**Your assignment:**
For the entries below, count the lines containing "icon" and give only that number.

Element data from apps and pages
....................

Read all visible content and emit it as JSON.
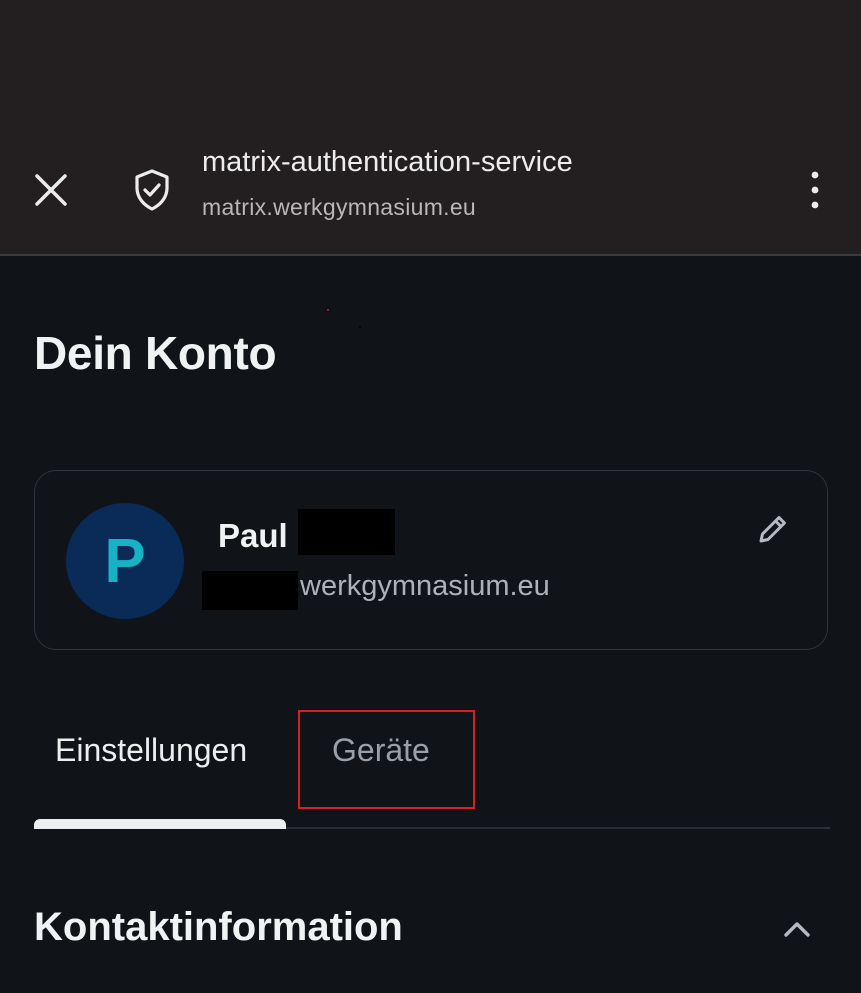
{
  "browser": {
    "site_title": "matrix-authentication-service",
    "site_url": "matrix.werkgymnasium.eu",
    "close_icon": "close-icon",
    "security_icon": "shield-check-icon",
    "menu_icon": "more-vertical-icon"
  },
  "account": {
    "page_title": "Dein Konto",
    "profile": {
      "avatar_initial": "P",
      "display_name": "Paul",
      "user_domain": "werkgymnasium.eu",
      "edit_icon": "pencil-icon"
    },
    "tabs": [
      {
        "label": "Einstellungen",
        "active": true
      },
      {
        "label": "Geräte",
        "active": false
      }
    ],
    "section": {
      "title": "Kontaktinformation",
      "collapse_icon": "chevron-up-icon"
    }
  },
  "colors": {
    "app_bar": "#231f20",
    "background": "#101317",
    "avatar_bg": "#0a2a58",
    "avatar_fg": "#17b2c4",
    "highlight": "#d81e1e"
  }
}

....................

**Output for this task:**
5